I don´t care what you might have heard about The Fifth Estate, about its pace, about the script… I really don’t. You only need to know THIS: Benedict Cumberbatch and Daniel Brühl make every single minute be worth it, and that is good enough for us all.
So go to church or wherever and thank God that someone put them there to present us with two hours of spectacular acting and owning the place.
It can look boring at some points because, yes, the plot moves slowly, but that´s about it.
I don´t want to get into the actual story of what happened, although I will just state the obvious: yes, what Assange did was wrong.
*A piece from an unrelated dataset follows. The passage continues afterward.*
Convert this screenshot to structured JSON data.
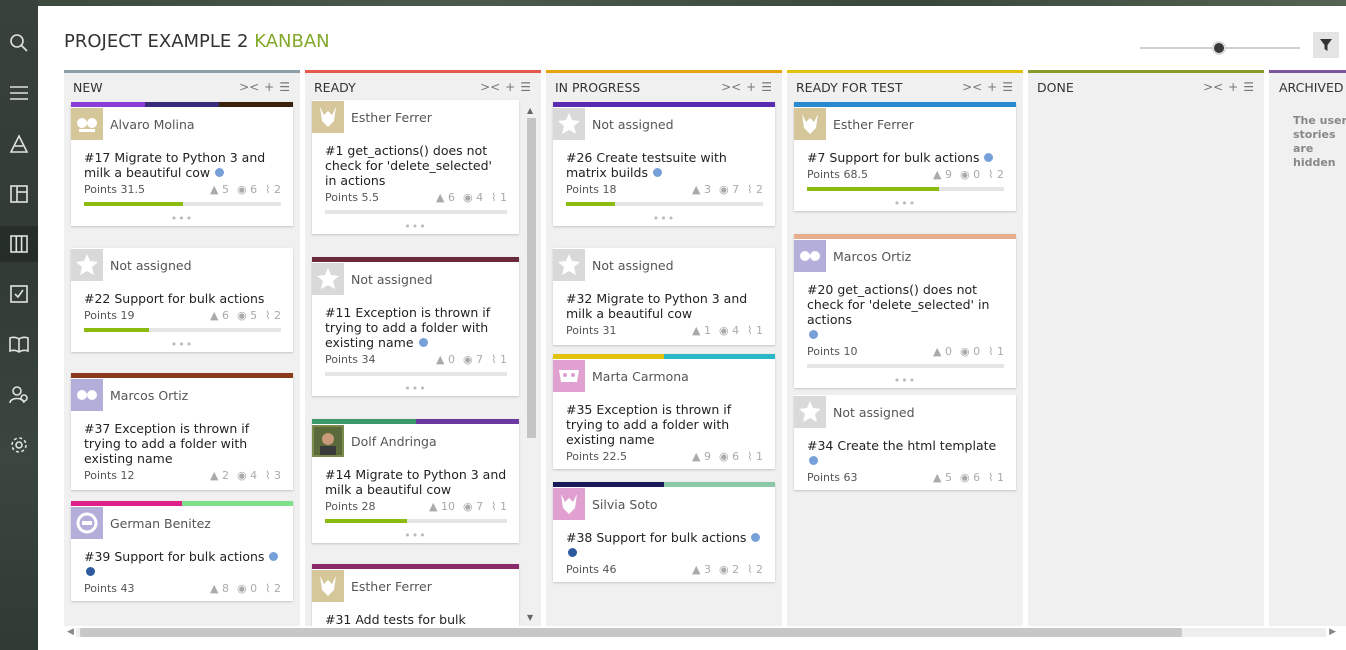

I am referring, of course, to the fact that he published all those leaks from Chelsea –former Bradley- Manning without removing the names of those who could be endangered. And there is a moment on this film when he justifies his decision, along with an impressive epilogue delivered by master Cumberbatch splendidly –really, that last bit of script…
And that is where my judgement on Assange ends.
But let´s not forget, like Cumberbatch says in the last five minutes, that this film is told from the perspective of my beloved The Guardian and Daniel Domscheit-Berg, and they basically want you to know that HEY, ASSANGE IS A CYNICAL EGOMANIAC WHO DOESN´T CARE ABOUT OTHER PEOPLE, despite other people being the reason of creating WikiLeaks, despite actually being a cynical egomaniac and despite all the good stuff that he did before the Manning leaks –like the famous turning point video “Collateral Murder” of the killings in Iraq, which, as a -wannabe- journalist, always leaves me speechless.
Again, let´s not forget that I still find inexplicable that the names weren´t taken out.
Their performances are what keep this movie alive. Not only their easiness to work with each other, but also the tension, the depth! I guess Brühl is going to get more hype with Ron Howard´s Rush, but Cumberbatch is breathtaking, and he deserves any recognition that may come in the future.
(Don´t get me wrong: Brühl is also great, but he is as much of a lead here as Cumberbatch, and that often means that one is overshadowed for award season. And, let´s be honest, the famous character here is Assange…I didn´t even know who Domscheit-Berg was until a year ago! Oh, and the Academy LOVES it when actors do a different accent from their own, sooo, yeah Brühl…Rush).
The acting from all the other actors is also fantastic, but with a much smaller amount of screen time: Laura Linney, Stanley Tucci, Carice van Houten, Peter Capaldi, Dan Stevens or David Thewlis. Nice work, lads.
In short, the film revolves around moral questions and the relationship between Domscheit-Berg and Assange. And, of course, lots of journalistic work and some sense of being “behind the scenes” of major events that we already knew.
And I don´t think this needs to be pointed out, but Julian Asssange is not happy AT ALL with this film. He even wrote to Cumberbatch to prevent him from doing it, so you can imagine him in his room at the Ecuador Embassy trying to find some way of destroying the movie´s reputation, because I am guessing he has quite a lot of free time, right?
Of course he does.
The intro of the film is one of the best I have ever seen. It shows us the evolution of communication, from early scribes to iPads, and it´s simply beautiful. They had me at “typewriter”.
I don´t really want to talk about the director, Bill Condon, because he is responsible for those disasters called The Twilight Saga: Breaking Dawn: Part 1 and Part 2. So let´s just pretend this never happened. We are cool.
If you want to see a good film with Daniel Brühl –apart from the obvious Good Bye, Lenin and Inglorious Basterds-, I would recommend Salvador (Puig Antich), about the last person who was executed in Spain by garrote vil –google it, but it´s painful-. Oh yes, because Brühl is half Spanish, of course…
Who else is excited about the upcoming return of Sherlock? If the broadcast date for U.S. is on January 19th, that must mean that it will be earlier than that in UK!
One thing is true: Information has changed. Forever.